Example 2: lecture on mathematical models A mathematical model is a description of a system using a set of variables together with the equations or functions that relate the variables. The variables can include a range of values, for example measurements such as height, numbers, time values.
Activity: analysis The lecturer thinks that business students are likely to know the metaphors stock market crashes, credit crunch and price squeeze. Do these metaphors refer to positive or negative events? Think of examples of how the exponential growth in computer memory has impacted on products that we buy today compared with products ten or twenty years ago.
Activity: reflection and alignment Do researchers measure anything in your subject discipline?
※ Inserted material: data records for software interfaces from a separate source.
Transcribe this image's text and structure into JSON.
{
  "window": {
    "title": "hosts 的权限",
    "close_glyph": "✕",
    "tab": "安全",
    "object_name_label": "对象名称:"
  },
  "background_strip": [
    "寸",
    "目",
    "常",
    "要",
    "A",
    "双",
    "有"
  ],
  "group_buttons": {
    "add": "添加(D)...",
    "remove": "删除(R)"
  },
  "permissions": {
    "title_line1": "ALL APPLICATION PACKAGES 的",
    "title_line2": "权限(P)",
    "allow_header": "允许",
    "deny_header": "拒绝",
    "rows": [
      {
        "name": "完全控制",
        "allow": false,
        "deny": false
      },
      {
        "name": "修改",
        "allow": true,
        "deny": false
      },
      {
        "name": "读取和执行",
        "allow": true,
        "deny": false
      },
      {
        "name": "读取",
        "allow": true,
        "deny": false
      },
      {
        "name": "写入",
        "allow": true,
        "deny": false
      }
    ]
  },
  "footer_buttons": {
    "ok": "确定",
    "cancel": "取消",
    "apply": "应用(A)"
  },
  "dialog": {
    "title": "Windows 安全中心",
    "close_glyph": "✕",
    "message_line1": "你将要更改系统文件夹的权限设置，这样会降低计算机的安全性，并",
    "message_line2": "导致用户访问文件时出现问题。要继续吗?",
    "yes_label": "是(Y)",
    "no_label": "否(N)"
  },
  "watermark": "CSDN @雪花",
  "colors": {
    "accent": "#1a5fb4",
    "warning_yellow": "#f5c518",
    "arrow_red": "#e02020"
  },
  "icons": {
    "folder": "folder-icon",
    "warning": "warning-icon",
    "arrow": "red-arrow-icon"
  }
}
Give examples of these key variables.
Graduate attribute - evaluation an ability to evaluate critically the quality and impact of their own and others work
Example 3: a university tutorial Guy has worked hard on a draft text for his assignment about the co-operative movement. He e-mails the draft to Dr Malik for feedback at his next tutorial.
Activity: analysis and alignment What made Guy worried about the title he chose? How did Dr Malik respond to this – positively or negatively? Did this surprise you?
Conclusion Aim: to show how materials to prepare students for academic study can go beyond language and skills to engage with scholarship and graduate attributes can be taught on a pre-sessional –by inserting the target context into the materials –by shaping tasks in particular ways no change to the language and skills syllabus just a different orientation to questioning and reflection
References Alexander, O., Argent, S. And Spencer, J. (2008) EAP Essentials: a teachers guide to principles and practice. Reading: Garnet Education. Argent, S. and Alexander, O. (2010) Access EAP: Foundations. Reading: Garnet Education. Barrie, S (2004) A research-based approach to generic graduate attributes policy. Higher Education Research and Development, 23/3 pp 262–275. Barrie, S.C. (2006) Understanding what we mean by the generic attributes of graduates. Higher Education, 51, pp 215–241 Laurillard, D. 2nd ed. (2002) Rethinking University Teaching: a framework for the effective use of learning technologies. London: Routledge Falmer. Nicol, D. The foundation for graduate attributes: developing self-regulation through self and peer-assessment. QAA Enhancement themes 2010. Accessed 24.03.11 from http://www.enhancementthemes.ac.uk/documents/G21C/Assessment_150910.pdf